In addition, Lee founded a women’s investment group that has provided funding for a number of nonprofits, and founded a homeless crisis intervention center. A product of a working-class family who had a paper route growing up and worked part-time jobs to help put herself through college, Lee has spent her career building a ladder for others.
Her passion for helping others and her ability to produce results make Lee an extraordinary candidate to represent Nevadans in the House. The same goes for her commitment to support affordable health care and fight for gender equality, gun safety, immigration reform, environmental protections and development of renewable energy.
Lee made an unsuccessful bid for Congress in 2016, when she lost in a competitive three-way Democratic primary race for the 4th District.
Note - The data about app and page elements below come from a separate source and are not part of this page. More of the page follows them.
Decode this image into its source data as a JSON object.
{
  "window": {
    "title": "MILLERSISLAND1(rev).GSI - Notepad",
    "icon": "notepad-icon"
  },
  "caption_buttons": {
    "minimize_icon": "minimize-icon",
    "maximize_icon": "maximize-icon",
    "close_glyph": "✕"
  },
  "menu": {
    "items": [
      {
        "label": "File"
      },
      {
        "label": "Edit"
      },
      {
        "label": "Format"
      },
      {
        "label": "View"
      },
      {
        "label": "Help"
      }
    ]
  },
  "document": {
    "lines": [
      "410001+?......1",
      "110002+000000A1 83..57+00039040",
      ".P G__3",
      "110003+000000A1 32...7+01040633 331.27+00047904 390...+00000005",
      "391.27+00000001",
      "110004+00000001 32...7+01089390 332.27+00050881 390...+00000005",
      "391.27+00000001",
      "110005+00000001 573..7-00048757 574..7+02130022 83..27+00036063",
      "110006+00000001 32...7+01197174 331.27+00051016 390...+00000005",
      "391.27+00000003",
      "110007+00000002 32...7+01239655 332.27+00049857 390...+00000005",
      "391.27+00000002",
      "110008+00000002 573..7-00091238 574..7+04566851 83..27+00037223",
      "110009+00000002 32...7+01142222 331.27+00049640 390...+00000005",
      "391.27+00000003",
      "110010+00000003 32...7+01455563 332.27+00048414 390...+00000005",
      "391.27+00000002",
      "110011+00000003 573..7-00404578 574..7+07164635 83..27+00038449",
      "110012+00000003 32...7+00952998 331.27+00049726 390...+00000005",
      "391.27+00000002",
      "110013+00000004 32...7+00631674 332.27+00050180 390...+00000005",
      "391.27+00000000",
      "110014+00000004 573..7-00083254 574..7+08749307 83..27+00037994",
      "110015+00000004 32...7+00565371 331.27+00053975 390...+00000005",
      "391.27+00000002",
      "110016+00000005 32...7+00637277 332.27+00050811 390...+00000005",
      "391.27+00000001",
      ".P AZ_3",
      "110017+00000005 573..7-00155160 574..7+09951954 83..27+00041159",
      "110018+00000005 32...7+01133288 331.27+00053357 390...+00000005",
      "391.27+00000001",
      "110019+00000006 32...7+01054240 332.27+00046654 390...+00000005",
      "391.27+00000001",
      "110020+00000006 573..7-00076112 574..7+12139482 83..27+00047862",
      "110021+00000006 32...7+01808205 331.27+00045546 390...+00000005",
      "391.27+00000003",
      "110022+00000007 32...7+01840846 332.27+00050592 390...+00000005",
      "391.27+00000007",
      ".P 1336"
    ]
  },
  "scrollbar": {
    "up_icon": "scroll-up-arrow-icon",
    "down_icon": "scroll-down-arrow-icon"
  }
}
Ruben Kihuen went on to win the seat.
But this is the right seat at the right time for Lee.
This time, she beat a crowded field in the primary and is now facing Republican candidate Danny Tarkanian.
Perennially unqualified for any office whatsoever, Tarkanian has gone 0-for-5 in bids for public office, and his full-throated support for President Donald Trump’s divisive agenda should make this loss No. 6. Tarkanian has said he agreed with the president’s stances on repealing the Affordable Care Act, immigration and border security, national security, tax reform and other issues.
In 2016, voters in the 3rd District chose Democrat Jacky Rosen over Tarkanian.
Now, with Rosen having given up the seat to run for Senate, voters once again have a choice between the extreme Tarkanian and a compassionate, highly capable candidate who will serve Nevada wonderfully while bringing honor and wisdom to our congressional delegation.
The choice is Lee, hands down.
4th District: Steven Horsford
This position has been tossed around a lot in recent years, having switched hands in each of the past three elections, but now it should go back to its most successful occupant—Steven Horsford.
In 2014, an anomaly of a year when Nevada voters sided overwhelmingly with Republicans, Horsford suffered a narrow loss to GOP candidate Cresent Hardy.
Horsford, the incumbent at the time, is now trying to win the seat again from the same candidate who took it from him.
He’s the best man to represent the district’s residents.
Hardy served briefly and unsuccessfully as a congressman and was voted out once for his disappointing tenure in favor of Rep. Ruben Kihuen. Kihuen, amid a sexual harassment allegation, announced he would not seek re-election.
This year, with the insight that comes with being able to examine both Horsford’s and Hardy’s congressional records, it’s clear that Horsford is the better candidate.
Rather than representing the interests of Nevada, Hardy voted consistently to harm the state. Hardy voted to repeal the Affordable Care Act, garnered an A rating from the National Rifle Association and expressed openness to resurrecting the Yucca Mountain nuclear waste repository project. Now, he’s expressed strong support for several pieces of President Donald Trump’s agenda, including his controversial tariffs and his immigration platform—which Hardy called “perfect.”
Horsford’s record includes voting to protect the ACA and co-sponsoring the House’s version of a comprehensive immigration reform bill that passed the Senate in 2013. House leadership blocked that measure from a vote, but it’s to Horsford’s credit that he was among its champions.
He’s also a hard-line opponent of the Yucca Mountain project and has called for sensible gun reforms that would include universal background checks, banning assault weapons and increasing funding for mental health.
Horsford, who underwent open heart bypass surgery in 2013, also has perspective on Americans’ frustrations with the nation’s health care system and the struggles of those with pre-existing conditions.
A superbly qualified candidate, Horsford should have won in 2014. This year, the district would be best served by his return to the House.